Credit card cash advances are indeed expensive compared to other types of merchant loans, but their immediate value is certainly worth it to businesses that are expanding or are in the process of deep reformation. Very often, the kind of cash that merchant credit card advances provide in a relatively short period of time can cover some very important costs, such as when companies create new branch or satellite offices, or when new business partners formally come into play or exiting partners require a buyout to leave during a new formation. Also, many small manufacturing companies could use this new influx of cash to purchase new equipment, increase their product lines, or create comprehensive advertising and marketing campaigns.

Merchant Qualifications

For most merchants, a vast majority of banking institutions require that small businesses retain a consistent amount of business in which they process over a few thousand dollars in transactions per month. Most businesses are also required to have been in operation for at least one year or longer, depending on the nature of the company. Many banks, of course, need lengthy business history records as well. In most cases, terms are open – allowing a business to pay more to clear its debt if business is doing well or less if it is not.

The Price of Cash Advances

Regular fees and charges applied to most cash advances are never hidden. National and state law requires credit card issuers to disclose information about every fee and charge associated with all of their services. This information is almost always displayed on the back of the solicitation form and on the monthly credit card statements, as well as in the merchant contract. Annual fees, application fees, withdrawal and deposit fees, statement fees, balance inquiry fees, cancellation fees and even fraud resolution fees are all common expenses attached to a cash advance service transaction.

Cash advances are largely expensive endeavors to undertake and if possible should only be done infrequently for a number of reasons. Whenever a merchant account holder receives money through a cash advance, it will, of course, be added to the overall amount owed to the issuing bank. This includes typically high interest rates and subsequent payments that can eliminate the advance’s initial benefits. These interest charges mount immediately upon the cash advance transaction and cash receipt.

In addition to the percentage of merchant future sales recouped by the bank, there is usually an upfront fee for cash advances that range from 2% to 4% or more of the entire amount borrowed.
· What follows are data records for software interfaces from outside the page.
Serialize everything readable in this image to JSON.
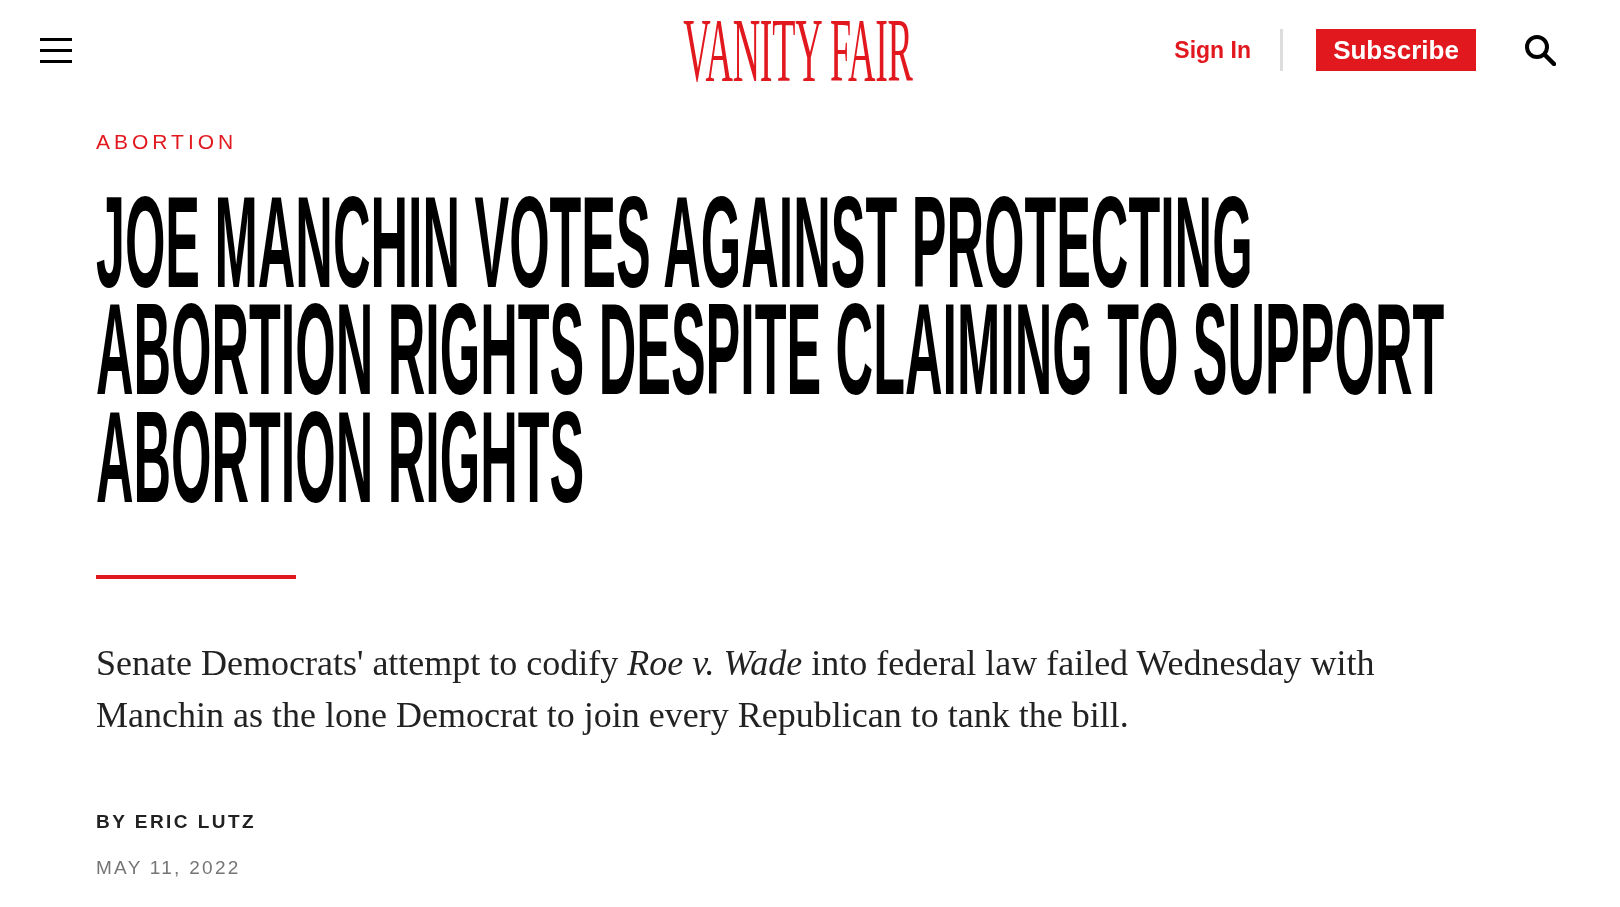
{
  "header": {
    "logo": "VANITY FAIR",
    "sign_in": "Sign In",
    "subscribe": "Subscribe"
  },
  "article": {
    "rubric": "ABORTION",
    "headline": "JOE MANCHIN VOTES AGAINST PROTECTING ABORTION RIGHTS DESPITE CLAIMING TO SUPPORT ABORTION RIGHTS",
    "dek": "Senate Democrats' attempt to codify *Roe v. Wade* into federal law failed Wednesday with Manchin as the lone Democrat to join every Republican to tank the bill.",
    "byline": "BY ERIC LUTZ",
    "date": "MAY 11, 2022"
  }
}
Cash advances also almost never retain a grace period.

While it is known that credit card issuing banks charge steep fees for cash advances, there are two outstanding reasons for this coverage: such cash transaction always cost more to process than common credit card transactions and there is a significantly high rate of default amongst frequent cash advance account holders. These fees are ultimately, though unfortunately, passed along to banking clients.

Cash Advance Services

There are a fair number of current cash advance services available. Outside of common banking institutions, there are several other local and national outlets online and in major publications which offer these services. Since the variety and the numbers of these providers is substantial, it is advised to contact a local branch of The Better Business Bureau (BBB), which can always help borrowers determine which companies are legitimate and which are disreputable.

Payday Cash Advances

Merchant cash advances should not be confused with what are known as Payday Loans or Payday Advances, which are small, short-term loans that are intended to cover a working borrower’s expenses until his or her next payday. These are also commonly referred to as cash advances.